Lid 120 may be fabricated of a material matching basin 110 and/or flange 111 in order to preserve aesthetic and functional continuity when closed. For example, if basin 110 and flange 111 are formed of a continuous hammered copper, lid 120 may similarly be formed of a continuous hammered copper to match, providing rigidity necessary for counter space and surface/material properties throughout sink 100 without any discontinuity or joint. Alternatively, lid 120 may be fabricated of a material and/or include a veneer that matches surrounding counter appearance. Thus, when closed, lid 120 is useable as additional work/functional space alongside any continuous countertop, potentially minimizing any lost counter space or disrupting structures that an open sink in a small area might cause. Additionally, when closed, lid 120 may conceal any refuse or dirty dishware or cutlery being stored in basin 110 of example embodiment sink 100.

Lid 120 may include a hole 121 that passes into basin 110 when lid 120 is closed. Hole 121 may be sealable, such as with a moveable cover matching the remainder of lid 120, or remain open. Hole 121 may be positioned vertically in-line with a faucet and/or drain (not shown) used with example embodiment sink 100. Hole 121 may allow liquid spilled or placed on closed lid 120, or water flowing from a faucet associated with a position of hole 121, for example, to pass into basin 110 even when lid 120 is closed. Hole 121 may further facilitate liquid and refuse flow directly into a drain and potentially into a garbage disposal or sewage line by being positioned over such a drain in basin 110. In this way, a user may still dispose of liquid or other waste material down example embodiment sink 100 even when closed and being used as a surface, such as a surface for serving drinks, for example. Hole 121 may be relatively small, such as a 4-inch diameter or less, while still permitting these functions.

As shown in FIGS. 1 and 2, a variety of internal structures are useable in basin 110. For example, a collapsible drying rack 130 may be attached to lid 120 and fit within basin 110 when closed. Drying rack 130 may include several opposing tines or other retaining surfaces for holding a variety of dishes, cookware, and/or utensils to drip/air dry in basin 110. As shown in FIG. 1, lid 120 and drying rack 130 attached thereto may be positioned such that a bottom of drying rack 130 when fully opened is above a bottom of basin 110, allowing any drying materials in rack 130 to avoid a liquid level or any refuse in basin 110. As shown in FIG. 2, drying rack 130 can collapse into a smaller structure that permits closing of lid 120 while fitting drying rack 130 entirely in basin 110 when lid 120 is closed. In this way, collapsible drying rack 130 may provide additional storage and drying space for kitchenware within a small basin 110 while permitting closure of lid 120 and concealment of any contents of basin 110.

Although example embodiment sink 100 is shown with a collapsible drying rack 130 attached to closeable lid 120, it is understood that other internal structures are useable in sink 100, including dividing walls, air freshener strips, lighting that activates only when open, etc.

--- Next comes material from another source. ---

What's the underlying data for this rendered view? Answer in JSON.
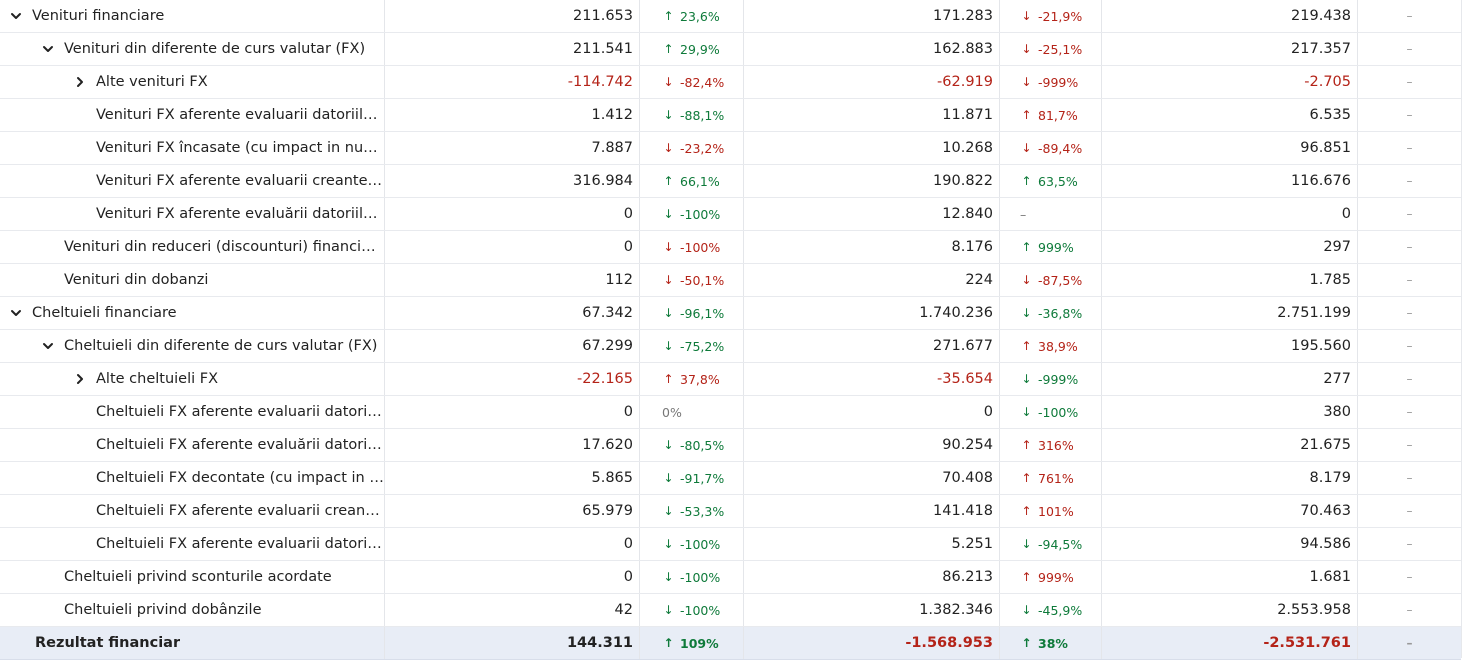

Further, stops or locks may be placed within or attached to basin 110 to stop and/or secure lid 120 in a closed position with a desired degree of continuity with surrounding structures.

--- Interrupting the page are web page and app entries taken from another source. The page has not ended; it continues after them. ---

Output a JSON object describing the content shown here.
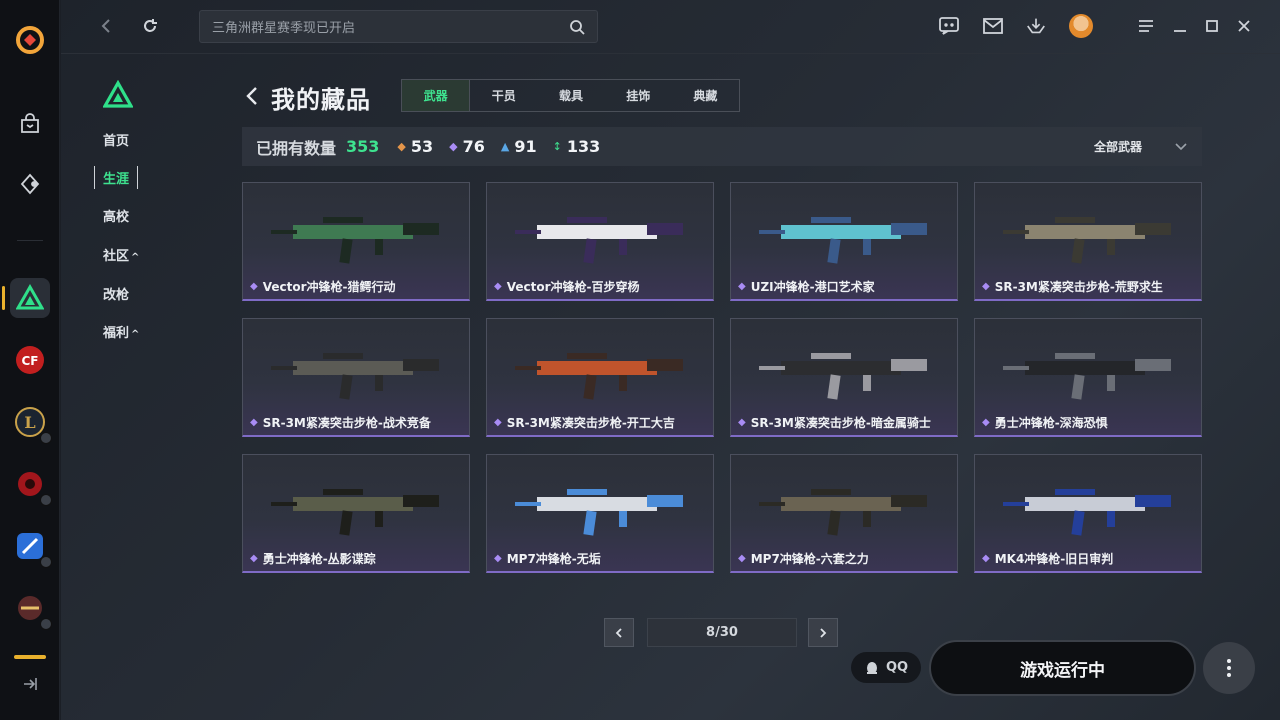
{
  "app": {
    "window_controls": [
      "feedback",
      "mail",
      "download",
      "avatar",
      "menu",
      "minimize",
      "maximize",
      "close"
    ]
  },
  "search": {
    "placeholder": "三角洲群星赛季现已开启"
  },
  "subnav": {
    "items": [
      {
        "label": "首页",
        "active": false
      },
      {
        "label": "生涯",
        "active": true
      },
      {
        "label": "高校",
        "active": false
      },
      {
        "label": "社区",
        "active": false,
        "caret": "^"
      },
      {
        "label": "改枪",
        "active": false
      },
      {
        "label": "福利",
        "active": false,
        "caret": "^"
      }
    ]
  },
  "page": {
    "title": "我的藏品",
    "tabs": [
      "武器",
      "干员",
      "载具",
      "挂饰",
      "典藏"
    ],
    "active_tab": "武器"
  },
  "stats": {
    "owned_label": "已拥有数量",
    "owned_total": "353",
    "tiers": [
      {
        "icon": "orange-gem-icon",
        "color": "#e4954a",
        "value": "53"
      },
      {
        "icon": "purple-gem-icon",
        "color": "#a98cf5",
        "value": "76"
      },
      {
        "icon": "blue-gem-icon",
        "color": "#5aa7e6",
        "value": "91"
      },
      {
        "icon": "green-gem-icon",
        "color": "#3ee28f",
        "value": "133"
      }
    ],
    "filter_label": "全部武器"
  },
  "items": [
    {
      "name": "Vector冲锋枪-猎鳄行动",
      "body": "#3f7a52",
      "accent": "#1d2a22"
    },
    {
      "name": "Vector冲锋枪-百步穿杨",
      "body": "#e8e8ec",
      "accent": "#3a2c5a"
    },
    {
      "name": "UZI冲锋枪-港口艺术家",
      "body": "#5fc2cf",
      "accent": "#3a5a8a"
    },
    {
      "name": "SR-3M紧凑突击步枪-荒野求生",
      "body": "#8b8470",
      "accent": "#3b3a33"
    },
    {
      "name": "SR-3M紧凑突击步枪-战术竞备",
      "body": "#5b5b55",
      "accent": "#2a2b2c"
    },
    {
      "name": "SR-3M紧凑突击步枪-开工大吉",
      "body": "#c0542c",
      "accent": "#3a2a24"
    },
    {
      "name": "SR-3M紧凑突击步枪-暗金属骑士",
      "body": "#2c2d30",
      "accent": "#9a9aa0"
    },
    {
      "name": "勇士冲锋枪-深海恐惧",
      "body": "#24262a",
      "accent": "#6a6e76"
    },
    {
      "name": "勇士冲锋枪-丛影谍踪",
      "body": "#5a5d4a",
      "accent": "#1e1f1b"
    },
    {
      "name": "MP7冲锋枪-无垢",
      "body": "#d8dce2",
      "accent": "#4b8cd8"
    },
    {
      "name": "MP7冲锋枪-六套之力",
      "body": "#6a6352",
      "accent": "#2b2a25"
    },
    {
      "name": "MK4冲锋枪-旧日审判",
      "body": "#c8ccd6",
      "accent": "#243f9a"
    }
  ],
  "pager": {
    "label": "8/30"
  },
  "footer": {
    "qq_label": "QQ",
    "launch_label": "游戏运行中"
  }
}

Example embodiments thus being described, it will be appreciated by one skilled in the art that example embodiments may be varied through routine experimentation and without further inventive activity. For example, although a single-piece rotating lid is shown in example embodiments, a multi-piece lid with multiple associated hinge points is equally useable in example embodiments. Variations are not to be regarded as departure from the spirit and scope of the exemplary embodiments, and all such modifications as would be obvious to one skilled in the art are intended to be included within the scope of the following claims.